  • Cathy W

    They’re still making the claim about crime rates – I saw a couple weeks ago on No Longer Quivering a quote from patriarchy-proclaiming pastor Reb Bradley that said, explicitly, that violent crime had “tripled” since 1960. To borrow the technical term you cite in the other post – bullshit. It was bullshit eight years ago, and it’s still bullshit. It took me 5 minutes looking around Wikipedia to find a graph that showed that it must have been “not intended to be a factual statement”…

  • GDwarf

    It’s because everyone is always convinced that the violent crime rate is rising. Part of the cause is news only focusing on the bad, and part of it is the fact that across all time and societies the older generation is convinced that the younger ones are corrupt, shiftless, and lawless. There’s probably other factors, too, but the point is that claiming crime is on the rise is an easy sell. Claiming it’s in decline, even with citations, rarely convinces anyone.

  • Lori
  • I have to wonder if that’s accurate, or if it’s just another example of http://xkcd.com/1138/

  • Lori

    More work needs to be done, but the science is better than that.

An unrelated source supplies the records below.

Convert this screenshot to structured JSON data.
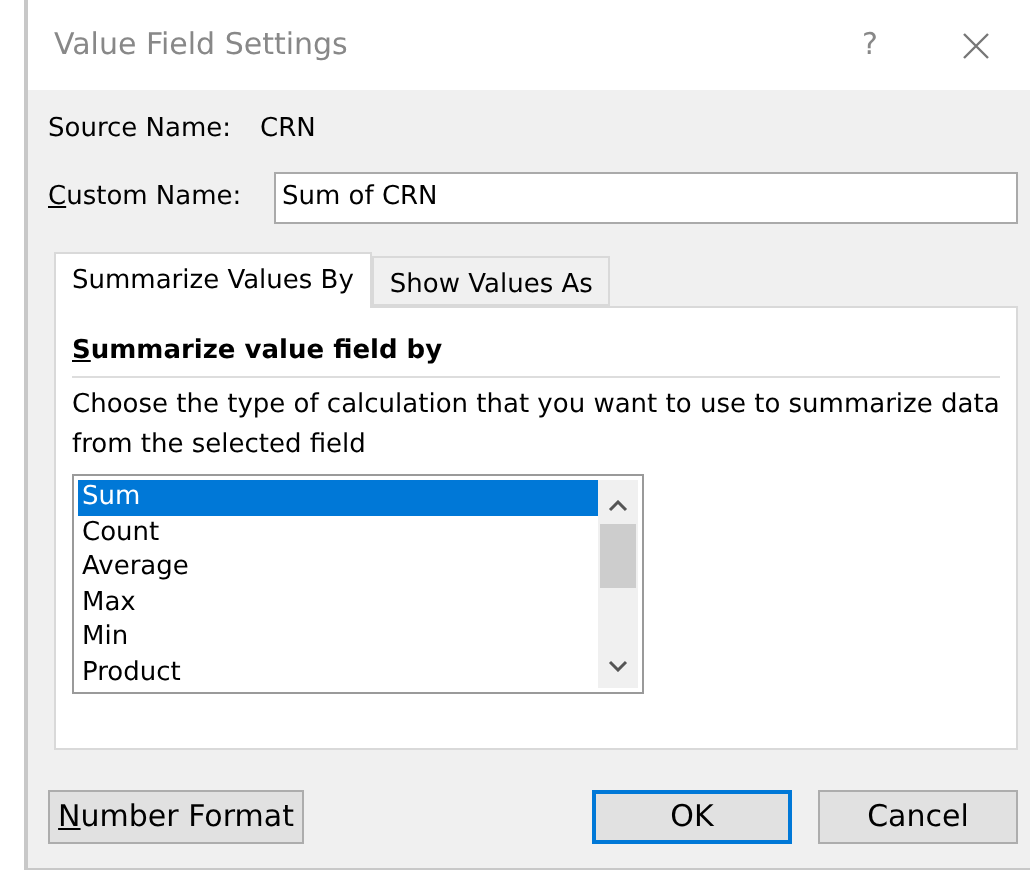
{
  "window": {
    "title": "Value Field Settings",
    "help": "?"
  },
  "source_name": {
    "label": "Source Name:",
    "value": "CRN"
  },
  "custom_name": {
    "label": "Custom Name:",
    "value": "Sum of CRN"
  },
  "tabs": [
    {
      "label": "Summarize Values By",
      "selected": true
    },
    {
      "label": "Show Values As",
      "selected": false
    }
  ],
  "section_title": "Summarize value field by",
  "description": "Choose the type of calculation that you want to use to summarize data from the selected field",
  "list_items": [
    {
      "label": "Sum",
      "selected": true
    },
    {
      "label": "Count",
      "selected": false
    },
    {
      "label": "Average",
      "selected": false
    },
    {
      "label": "Max",
      "selected": false
    },
    {
      "label": "Min",
      "selected": false
    },
    {
      "label": "Product",
      "selected": false
    }
  ],
  "buttons": [
    {
      "label": "Number Format",
      "default": false
    },
    {
      "label": "OK",
      "default": true
    },
    {
      "label": "Cancel",
      "default": false
    }
  ]
}
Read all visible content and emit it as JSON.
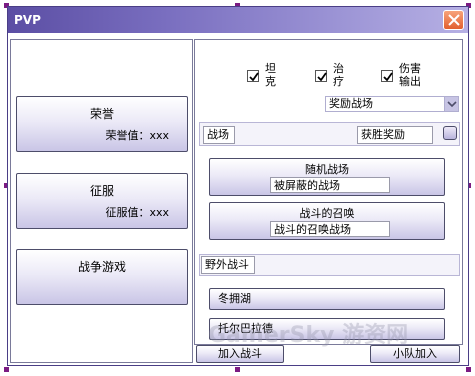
{
  "window": {
    "title": "PVP"
  },
  "left_panel": {
    "buttons": [
      {
        "label": "荣誉",
        "value": "荣誉值：xxx"
      },
      {
        "label": "征服",
        "value": "征服值：xxx"
      },
      {
        "label": "战争游戏",
        "value": ""
      }
    ]
  },
  "roles": [
    {
      "label": "坦\n克",
      "checked": true
    },
    {
      "label": "治\n疗",
      "checked": true
    },
    {
      "label": "伤害\n输出",
      "checked": true
    }
  ],
  "reward_dropdown": {
    "selected": "奖励战场"
  },
  "battlegrounds": {
    "header": "战场",
    "reward_header": "获胜奖励",
    "items": [
      {
        "title": "随机战场",
        "subtitle": "被屏蔽的战场"
      },
      {
        "title": "战斗的召唤",
        "subtitle": "战斗的召唤战场"
      }
    ]
  },
  "world_pvp": {
    "header": "野外战斗",
    "items": [
      "冬拥湖",
      "托尔巴拉德"
    ]
  },
  "footer": {
    "join_button": "加入战斗",
    "group_join_button": "小队加入"
  },
  "watermark": "GamerSky 游资网",
  "colors": {
    "titlebar": "#5b4ea4",
    "accent": "#7b1b83",
    "close": "#e25f2f"
  }
}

  • You did read it, right? The article goes into how people have even done cross-country comparisons as well as intra- and inter-state comparisons.

  • smrnda

    I read the memoirs of Carl Panzram, a criminal from the 20s and 30s and he was sure depicting a far more violent world than I live in. Part of the issue is it was easier to get away with murder; shave you mustache, use a new name and head to a new area.

    I think part of the narrative is just the standard narrative of The Fall – we fell from a golden age, therefore, axiomatically, things must be getting worse. I find true believers in that, when confronted by any statistics to the contrary, will try to weasel around having to accept the facts, grasping at any straw that might suggest there’s more violence now.

    Another part of it might just be that gun nuts are really addicted to gun ownership, and this is a way to rationalize a sick and unhealthy addiction as a sane preventative measure. You can’t sell guns without adequate fear, though I read a NY times article that fewer people own guns than in the past – perhaps fewer gun owners with more guns as they await the apocalypse that isn’t coming.

  • On a more thorough reading, I concede it sounds like they’ve done their homework. They seem to have addressed every objection I can think of.

  • I recall reading something saying that the sales model for guns has changed over time, from lots of different buyers who own one or two guns (a small handgun or a simple longarm,) to fewer buyers who stockpile several different guns. Hence, the hardcore enthusiasts or paranoid preppers are the consumers that the firearms industry needs to court to actually move most of their product in the civilian market.

  • smrnda

    They’re also people largely immune to reality. I think that not only do they believe that there’s some sort of apocalypse around the corner, they’re actually hoping there is, since otherwise, all the money they blew on guns would just make them look ridiculous.